Investment News reports that a small California broker-dealer, Pyramid Securities, has been told by FINRA to close its doors for net capital violations. This is a result of a securities arbitration award against the firm in the amount of $339,000. From reading the article, it appears that the firm does not have the money, or insurance, to pay the award.
And that brings up the scary part of doing business in today’s environment. The entry cost is fairly low for anyone to set up a broker-dealer and then do significant damage. I have represented customers in arbitration claims where I have heard, more than once, “if you win, you’ll put us out of business.” Given what I’ve seen, that would not necessarily be a bad thing.
But Pyramid does have some money. It hired a lawyer to get an injunction to stop FINRA from shutting the firm down. The Federal judge has said no, for now. Which means that Pyramid will go the way of Jesup & Lamont, another firm with net capital issues.
I don’t pretend to know how to calculate net capital. I think computers do it, for now. But the question an investor should ask of him or herself is “what happens if something goes wrong? Who stands behind the guy who is selling me this idea? What if I need legal recourse?” In a number of instances, the broker-dealer is only worth as much as the credit line on the owner’s credit card.
Some of you may say “What about SIPC?” SIPC may cover some unauthorized trading losses, if the firm goes out of business. But SIPC is not an insurer or guarantor against market losses. Neither is a brokerage firm. But there are bad apples out there. There are brokers whose sole interest is lining their own pockets. When that occurs, arbitration is generally the recourse. And if you win against one of these small firms, you may be able to use the award to wallpaper your bathroom, but that’s about it.

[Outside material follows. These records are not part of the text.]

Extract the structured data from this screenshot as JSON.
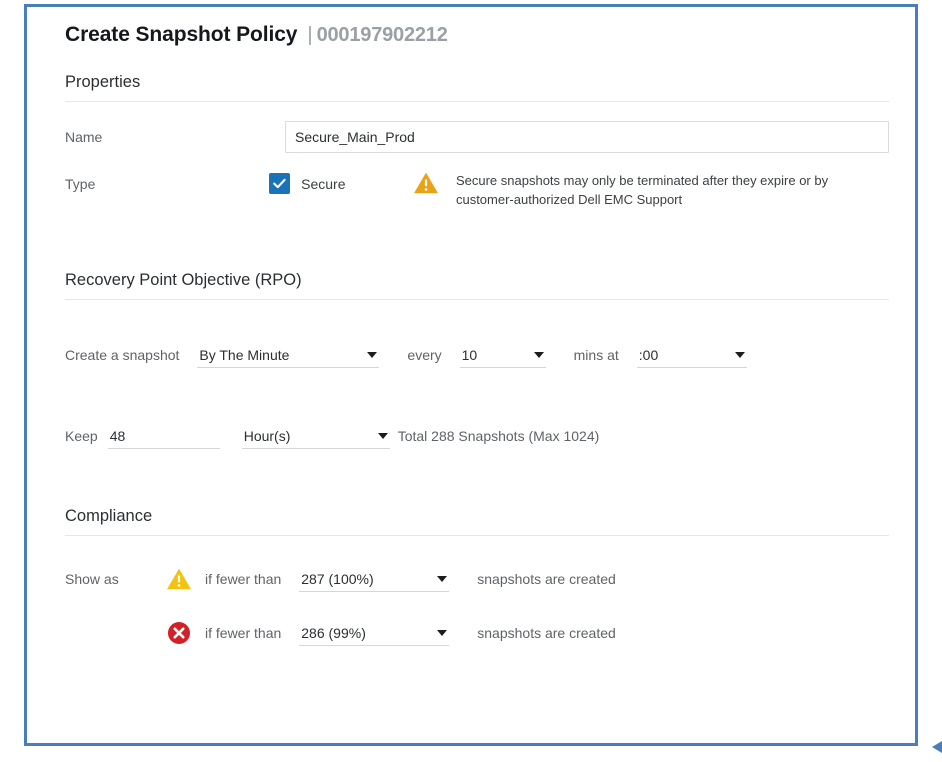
{
  "header": {
    "title": "Create Snapshot Policy",
    "separator": "|",
    "array_id": "000197902212"
  },
  "properties": {
    "section_title": "Properties",
    "name_label": "Name",
    "name_value": "Secure_Main_Prod",
    "name_placeholder": "",
    "type_label": "Type",
    "secure_checkbox_label": "Secure",
    "secure_checked": true,
    "warning_icon": "warning-triangle-icon",
    "warning_text": "Secure snapshots may only be terminated after they expire or by customer-authorized Dell EMC Support"
  },
  "rpo": {
    "section_title": "Recovery Point Objective (RPO)",
    "create_label": "Create a snapshot",
    "frequency_value": "By The Minute",
    "every_label": "every",
    "interval_value": "10",
    "mins_at_label": "mins at",
    "offset_value": ":00",
    "keep_label": "Keep",
    "keep_value": "48",
    "keep_unit_value": "Hour(s)",
    "total_text": "Total 288 Snapshots (Max 1024)"
  },
  "compliance": {
    "section_title": "Compliance",
    "show_as_label": "Show as",
    "rows": [
      {
        "icon": "warning-triangle-icon",
        "if_fewer_than_label": "if fewer than",
        "threshold_value": "287 (100%)",
        "suffix_label": "snapshots are created"
      },
      {
        "icon": "error-circle-icon",
        "if_fewer_than_label": "if fewer than",
        "threshold_value": "286 (99%)",
        "suffix_label": "snapshots are created"
      }
    ]
  },
  "colors": {
    "panel_border": "#4a7ebb",
    "checkbox_blue": "#1a73b7",
    "warning_amber": "#e8a317",
    "warning_gold": "#f1c40f",
    "error_red": "#d32027",
    "muted_text": "#5f6368"
  }
}
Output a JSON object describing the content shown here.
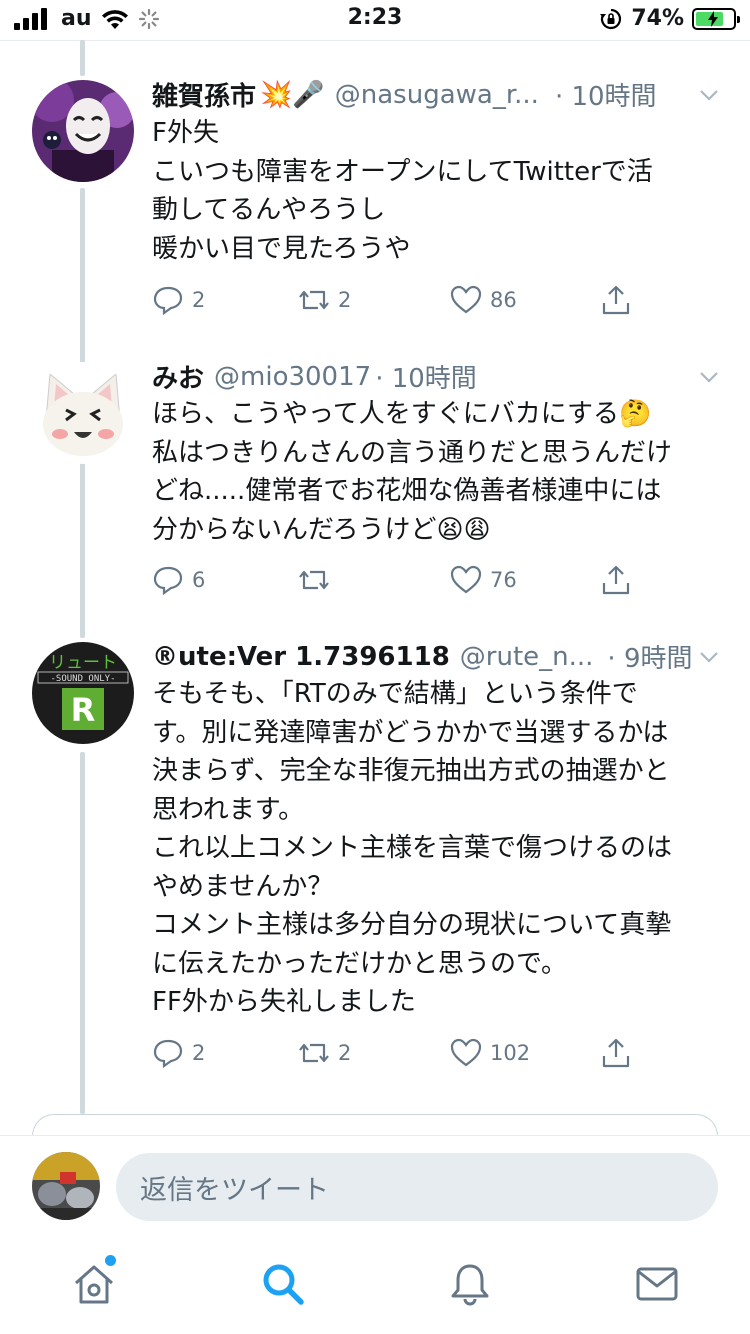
{
  "status_bar": {
    "carrier": "au",
    "time": "2:23",
    "battery_percent": "74%",
    "battery_level": 0.74
  },
  "tweets": [
    {
      "name": "雑賀孫市",
      "name_emoji": "💥🎤",
      "handle": "@nasugawa_r...",
      "time": "· 10時間",
      "lines": [
        "F外失",
        "こいつも障害をオープンにしてTwitterで活",
        "動してるんやろうし",
        "暖かい目で見たろうや"
      ],
      "replies": "2",
      "retweets": "2",
      "likes": "86"
    },
    {
      "name": "みお",
      "handle": "@mio30017",
      "time": "· 10時間",
      "lines": [
        "ほら、こうやって人をすぐにバカにする🤔",
        "私はつきりんさんの言う通りだと思うんだけ",
        "どね.....健常者でお花畑な偽善者様連中には",
        "分からないんだろうけど😫😩"
      ],
      "replies": "6",
      "retweets": "",
      "likes": "76"
    },
    {
      "name": "®ute:Ver 1.7396118",
      "handle": "@rute_n...",
      "time": "· 9時間",
      "lines": [
        "そもそも、「RTのみで結構」という条件で",
        "す。別に発達障害がどうかかで当選するかは",
        "決まらず、完全な非復元抽出方式の抽選かと",
        "思われます。",
        "これ以上コメント主様を言葉で傷つけるのは",
        "やめませんか？",
        "コメント主様は多分自分の現状について真摯",
        "に伝えたかっただけかと思うので。",
        "FF外から失礼しました"
      ],
      "replies": "2",
      "retweets": "2",
      "likes": "102"
    }
  ],
  "avatar_text": {
    "rute_top": "リュート",
    "rute_band": "-SOUND ONLY-",
    "rute_letter": "R"
  },
  "reply_bar": {
    "placeholder": "返信をツイート"
  },
  "tab_bar": {
    "active_tab": "search",
    "accent_color": "#1da1f2",
    "icons": [
      "home-icon",
      "search-icon",
      "bell-icon",
      "mail-icon"
    ]
  }
}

So ask questions? What insurance do you have? How much in cash reserves do you have? Who stands behind your company? And get it in writing.
That’s the view of one lawyer from Jupiter, Palm Beach County, Florida. I’m Marc Dobin.